The profile of women criminals is changing with the times, from being involved in crimes of passion to thefts, cheating and even snatching.
What is common among these cases is that the accused women are either graduates or undergraduate students.
the case of women criminals is not new, as is evident from a number of recent cases where they meticulously planned and committed a host of crimes, including murder, with the help of men. The latest instance was reported in Ayanavaram a week ago in which a woman, Menaka, kidnapped her mother-in-law over a property dispute. Another recent example – this time a white collar crime – is the case in which a State Secretariat staff, G Pushpalatha (39), and her boyfriend were arrested for cheating a man of several lakhs on the promise of getting him a job. the car that they had bought using the money received from the victim was seized.
But young, educated women indulging in crimes such as thefts, cheating and snatchings is not common till now.
Valasaravakkam crime inspector Amudha, who arrested the engineer couple, said all that mattered for Nithya was to lead a luxurious life. “She has already been once caught stealing at her friend’s house in Porur and a complaint was lodged against her. However, considering her future, she was not arrested and let off after the stolen valuables were retrieved from her. But this time, we had the CCTV evidence of her entering the house with her boyfriend Karthikeyan,” said the inspector.
Interestingly, when the police checked her mobile phone conversations with Karthikeyan, they found she had discussed how CCTV cameras have become a headache and discussed ways not to get caught.

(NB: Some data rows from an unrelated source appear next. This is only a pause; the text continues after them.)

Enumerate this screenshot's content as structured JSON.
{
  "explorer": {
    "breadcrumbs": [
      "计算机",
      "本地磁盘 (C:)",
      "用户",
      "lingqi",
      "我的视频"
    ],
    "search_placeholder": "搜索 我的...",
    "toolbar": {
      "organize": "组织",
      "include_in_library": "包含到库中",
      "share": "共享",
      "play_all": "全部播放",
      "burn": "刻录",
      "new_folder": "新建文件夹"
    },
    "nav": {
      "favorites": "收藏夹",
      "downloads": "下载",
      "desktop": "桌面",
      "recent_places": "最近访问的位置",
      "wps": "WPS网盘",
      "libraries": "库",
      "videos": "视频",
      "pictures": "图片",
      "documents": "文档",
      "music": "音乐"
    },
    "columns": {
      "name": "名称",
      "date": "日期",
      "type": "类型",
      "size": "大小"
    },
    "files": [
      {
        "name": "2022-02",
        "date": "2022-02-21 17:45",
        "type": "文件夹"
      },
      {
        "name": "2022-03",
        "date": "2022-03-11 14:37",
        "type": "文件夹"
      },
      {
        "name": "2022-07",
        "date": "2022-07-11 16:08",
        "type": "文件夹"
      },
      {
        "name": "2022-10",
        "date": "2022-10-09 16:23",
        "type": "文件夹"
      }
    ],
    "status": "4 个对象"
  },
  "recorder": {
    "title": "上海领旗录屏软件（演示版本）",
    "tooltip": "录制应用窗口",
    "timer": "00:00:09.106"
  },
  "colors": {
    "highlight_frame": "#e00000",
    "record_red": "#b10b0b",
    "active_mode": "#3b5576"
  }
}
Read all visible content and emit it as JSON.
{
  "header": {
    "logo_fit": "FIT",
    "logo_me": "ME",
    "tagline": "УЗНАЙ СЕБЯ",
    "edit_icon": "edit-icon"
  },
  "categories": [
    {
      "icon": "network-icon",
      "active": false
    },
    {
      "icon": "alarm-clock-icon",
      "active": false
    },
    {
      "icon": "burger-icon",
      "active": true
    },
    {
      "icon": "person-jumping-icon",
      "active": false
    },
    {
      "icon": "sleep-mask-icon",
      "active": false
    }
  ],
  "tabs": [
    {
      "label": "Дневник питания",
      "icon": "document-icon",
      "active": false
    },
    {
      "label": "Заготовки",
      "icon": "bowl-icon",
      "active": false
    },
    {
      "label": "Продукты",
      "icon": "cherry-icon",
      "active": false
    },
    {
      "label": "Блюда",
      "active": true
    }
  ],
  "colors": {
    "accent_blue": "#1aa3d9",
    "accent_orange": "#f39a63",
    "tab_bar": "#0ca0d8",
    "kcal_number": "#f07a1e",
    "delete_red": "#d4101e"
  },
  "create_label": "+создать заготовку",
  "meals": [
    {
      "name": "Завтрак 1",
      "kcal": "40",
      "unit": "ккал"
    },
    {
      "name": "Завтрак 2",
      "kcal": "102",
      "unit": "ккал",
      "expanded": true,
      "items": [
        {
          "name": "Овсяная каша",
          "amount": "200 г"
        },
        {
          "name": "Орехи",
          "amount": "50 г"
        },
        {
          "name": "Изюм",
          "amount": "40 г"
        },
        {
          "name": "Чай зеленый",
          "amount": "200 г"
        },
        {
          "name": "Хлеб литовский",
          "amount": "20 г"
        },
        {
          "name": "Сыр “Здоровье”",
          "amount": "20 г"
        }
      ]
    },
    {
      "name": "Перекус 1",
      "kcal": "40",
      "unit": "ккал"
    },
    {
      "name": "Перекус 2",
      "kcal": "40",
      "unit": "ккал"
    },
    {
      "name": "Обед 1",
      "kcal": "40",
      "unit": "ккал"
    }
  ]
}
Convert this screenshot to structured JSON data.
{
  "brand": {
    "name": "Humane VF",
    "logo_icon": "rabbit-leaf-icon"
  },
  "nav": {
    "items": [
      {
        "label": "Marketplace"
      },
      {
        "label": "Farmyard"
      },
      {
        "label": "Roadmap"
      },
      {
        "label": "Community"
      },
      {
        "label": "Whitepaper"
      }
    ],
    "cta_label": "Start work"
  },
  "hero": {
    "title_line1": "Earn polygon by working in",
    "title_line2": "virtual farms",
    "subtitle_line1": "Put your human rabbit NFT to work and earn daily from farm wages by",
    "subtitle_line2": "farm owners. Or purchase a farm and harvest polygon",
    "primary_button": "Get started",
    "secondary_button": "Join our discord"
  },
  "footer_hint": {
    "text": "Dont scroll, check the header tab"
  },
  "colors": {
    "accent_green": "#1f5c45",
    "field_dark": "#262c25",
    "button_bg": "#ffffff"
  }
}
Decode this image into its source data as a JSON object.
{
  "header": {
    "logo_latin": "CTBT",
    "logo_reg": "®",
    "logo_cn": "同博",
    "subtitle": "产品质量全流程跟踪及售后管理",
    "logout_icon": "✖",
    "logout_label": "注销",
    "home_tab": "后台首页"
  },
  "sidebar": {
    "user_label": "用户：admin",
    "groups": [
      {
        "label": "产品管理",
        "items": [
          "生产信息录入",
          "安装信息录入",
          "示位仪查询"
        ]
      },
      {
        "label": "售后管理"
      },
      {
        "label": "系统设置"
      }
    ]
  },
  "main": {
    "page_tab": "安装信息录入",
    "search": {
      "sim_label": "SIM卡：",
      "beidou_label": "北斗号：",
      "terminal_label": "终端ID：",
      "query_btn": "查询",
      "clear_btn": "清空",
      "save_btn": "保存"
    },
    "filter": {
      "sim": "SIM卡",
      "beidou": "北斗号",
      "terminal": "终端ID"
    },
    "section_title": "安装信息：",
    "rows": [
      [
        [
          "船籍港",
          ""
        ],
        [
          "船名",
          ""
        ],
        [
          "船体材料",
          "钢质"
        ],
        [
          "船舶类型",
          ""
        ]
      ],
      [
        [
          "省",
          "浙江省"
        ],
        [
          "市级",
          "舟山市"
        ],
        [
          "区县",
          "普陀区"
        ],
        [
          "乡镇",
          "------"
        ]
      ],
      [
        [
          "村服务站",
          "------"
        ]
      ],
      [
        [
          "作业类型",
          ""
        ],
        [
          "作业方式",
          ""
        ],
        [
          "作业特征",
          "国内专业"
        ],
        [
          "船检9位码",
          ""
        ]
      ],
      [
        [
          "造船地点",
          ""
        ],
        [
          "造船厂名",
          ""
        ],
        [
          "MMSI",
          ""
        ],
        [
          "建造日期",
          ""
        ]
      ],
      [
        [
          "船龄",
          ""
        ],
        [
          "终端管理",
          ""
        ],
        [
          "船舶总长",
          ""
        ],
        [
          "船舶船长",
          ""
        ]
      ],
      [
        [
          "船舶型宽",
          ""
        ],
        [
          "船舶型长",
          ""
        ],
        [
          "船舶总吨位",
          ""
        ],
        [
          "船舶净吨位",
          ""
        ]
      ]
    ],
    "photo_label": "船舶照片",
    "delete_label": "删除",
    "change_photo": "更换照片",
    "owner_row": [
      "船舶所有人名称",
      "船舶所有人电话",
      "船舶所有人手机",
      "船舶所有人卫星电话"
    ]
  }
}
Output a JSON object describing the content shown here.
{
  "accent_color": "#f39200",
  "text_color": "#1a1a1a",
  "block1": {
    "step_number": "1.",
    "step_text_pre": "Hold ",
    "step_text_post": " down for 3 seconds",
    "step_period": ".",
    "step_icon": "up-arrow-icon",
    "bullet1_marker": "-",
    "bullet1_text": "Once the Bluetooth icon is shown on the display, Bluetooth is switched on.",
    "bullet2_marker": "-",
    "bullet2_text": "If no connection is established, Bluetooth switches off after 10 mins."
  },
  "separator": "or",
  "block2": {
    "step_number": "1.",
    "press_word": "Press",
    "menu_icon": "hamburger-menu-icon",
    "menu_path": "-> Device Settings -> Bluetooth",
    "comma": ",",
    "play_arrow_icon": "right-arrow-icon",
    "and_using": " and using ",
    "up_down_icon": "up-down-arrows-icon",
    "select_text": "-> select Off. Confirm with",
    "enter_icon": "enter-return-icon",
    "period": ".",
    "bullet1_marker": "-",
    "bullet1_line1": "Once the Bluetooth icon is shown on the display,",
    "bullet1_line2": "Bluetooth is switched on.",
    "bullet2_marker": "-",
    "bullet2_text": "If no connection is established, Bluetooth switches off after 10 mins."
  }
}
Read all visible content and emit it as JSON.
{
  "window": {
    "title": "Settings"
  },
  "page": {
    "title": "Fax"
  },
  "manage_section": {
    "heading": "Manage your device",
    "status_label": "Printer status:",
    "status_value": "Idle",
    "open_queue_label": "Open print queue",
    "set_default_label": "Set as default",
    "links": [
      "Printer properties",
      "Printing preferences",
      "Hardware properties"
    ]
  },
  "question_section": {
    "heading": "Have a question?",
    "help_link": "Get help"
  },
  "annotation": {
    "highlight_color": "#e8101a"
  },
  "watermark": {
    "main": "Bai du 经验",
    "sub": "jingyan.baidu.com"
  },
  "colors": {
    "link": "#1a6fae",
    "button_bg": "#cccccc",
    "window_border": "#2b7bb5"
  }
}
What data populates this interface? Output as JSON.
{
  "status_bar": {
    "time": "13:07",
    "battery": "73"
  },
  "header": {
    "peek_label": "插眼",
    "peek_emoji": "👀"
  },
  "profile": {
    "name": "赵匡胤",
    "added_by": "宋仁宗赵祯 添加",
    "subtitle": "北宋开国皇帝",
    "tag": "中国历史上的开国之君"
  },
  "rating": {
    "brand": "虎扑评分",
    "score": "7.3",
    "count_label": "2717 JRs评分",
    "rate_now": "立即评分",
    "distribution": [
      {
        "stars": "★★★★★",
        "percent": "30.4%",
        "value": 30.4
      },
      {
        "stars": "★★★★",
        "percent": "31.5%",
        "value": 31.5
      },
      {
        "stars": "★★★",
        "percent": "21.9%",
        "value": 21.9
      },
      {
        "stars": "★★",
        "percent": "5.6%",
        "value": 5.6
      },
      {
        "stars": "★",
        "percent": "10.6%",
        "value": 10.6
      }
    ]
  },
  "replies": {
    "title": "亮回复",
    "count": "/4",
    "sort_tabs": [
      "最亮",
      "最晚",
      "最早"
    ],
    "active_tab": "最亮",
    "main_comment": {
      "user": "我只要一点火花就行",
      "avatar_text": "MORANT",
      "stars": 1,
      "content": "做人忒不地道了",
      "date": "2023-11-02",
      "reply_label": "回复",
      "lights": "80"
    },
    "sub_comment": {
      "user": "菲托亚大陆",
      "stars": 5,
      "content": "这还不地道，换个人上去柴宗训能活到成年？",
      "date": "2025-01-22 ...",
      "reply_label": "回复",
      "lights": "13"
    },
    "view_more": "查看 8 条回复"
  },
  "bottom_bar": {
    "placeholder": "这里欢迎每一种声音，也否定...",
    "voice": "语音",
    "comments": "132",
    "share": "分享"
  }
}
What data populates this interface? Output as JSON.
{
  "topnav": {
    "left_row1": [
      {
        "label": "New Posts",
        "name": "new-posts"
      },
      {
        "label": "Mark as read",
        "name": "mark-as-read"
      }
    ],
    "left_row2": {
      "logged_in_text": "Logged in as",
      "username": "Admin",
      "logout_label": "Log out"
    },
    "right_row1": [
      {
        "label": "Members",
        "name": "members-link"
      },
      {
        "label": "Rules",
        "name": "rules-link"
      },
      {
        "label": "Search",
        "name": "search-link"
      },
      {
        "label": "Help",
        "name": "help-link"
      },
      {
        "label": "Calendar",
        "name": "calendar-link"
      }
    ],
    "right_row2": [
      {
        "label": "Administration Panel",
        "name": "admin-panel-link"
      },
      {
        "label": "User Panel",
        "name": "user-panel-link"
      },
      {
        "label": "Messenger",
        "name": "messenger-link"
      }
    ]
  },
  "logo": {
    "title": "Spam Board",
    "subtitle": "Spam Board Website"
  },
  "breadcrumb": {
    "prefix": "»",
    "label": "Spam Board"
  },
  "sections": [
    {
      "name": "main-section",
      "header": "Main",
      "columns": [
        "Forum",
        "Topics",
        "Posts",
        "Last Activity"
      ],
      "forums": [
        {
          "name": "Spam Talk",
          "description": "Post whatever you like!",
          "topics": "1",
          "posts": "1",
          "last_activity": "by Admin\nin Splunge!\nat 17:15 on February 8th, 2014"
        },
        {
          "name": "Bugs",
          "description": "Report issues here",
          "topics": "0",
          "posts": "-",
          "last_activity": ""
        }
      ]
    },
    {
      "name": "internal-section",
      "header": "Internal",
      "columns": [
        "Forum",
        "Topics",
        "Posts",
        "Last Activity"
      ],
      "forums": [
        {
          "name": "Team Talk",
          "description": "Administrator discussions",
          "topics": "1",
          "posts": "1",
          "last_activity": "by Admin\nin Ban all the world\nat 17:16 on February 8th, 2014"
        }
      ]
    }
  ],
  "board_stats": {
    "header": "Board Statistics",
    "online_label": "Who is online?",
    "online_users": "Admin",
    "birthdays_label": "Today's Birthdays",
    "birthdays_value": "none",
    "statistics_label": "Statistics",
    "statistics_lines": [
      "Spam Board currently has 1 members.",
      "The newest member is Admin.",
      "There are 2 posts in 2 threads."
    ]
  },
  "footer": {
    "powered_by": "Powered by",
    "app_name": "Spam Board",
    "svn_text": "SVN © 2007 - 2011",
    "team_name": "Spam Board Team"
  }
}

Though Nithya grew up in her grandmother’s house as her father married another woman after her mother’s death, her family is well off, police said. “The fact that she did not think twice before indulging in crime shows how much she has gone away from the reality,” said the inspector.
In the case of Mohanapriya, Mambalam railway police said she wanted to be on the same standing as her classmates who hailed from well-off families. “She does not have a father, while her mother sells fish for a living. She seems to have developed a complex that she could not afford to dress up like her classmates, which led her to steal valuables,” said a railway police officer.
Her modus operandi was to offer to keep the belongings of passengers standing in the crowded trains and steal valuables before getting down. Mohanapriya bought a season pass to commute in the suburban train between Tambaram and Chennai Beach, and carried out thefts on weekends. “Her target was passengers boarding the train at Mambalam railway station carrying heavy luggage,” said the officer.
Swathi, who was arrested for chain snatching in Teynampet, was reportedly misled by her friend Raju, the co-accused, said inspector Vijayakumar, who arrested them. “She is from a well-to-do family and a good student. But she was at the wrong place at the wrong time with a wrong person,” he added. According to him, Swathi was not aware that Raju was going to snatch chain from a pedestrian and was later under the impression that she would not be caught.
Antisocial disorder in women often goes undetected
She cited substance abuse and flawed attitude as factors that lead to such problems. “But without a genetic tendency to antisocial personality, nobody ever does such criminal acts, irrespective of the gender,” she said.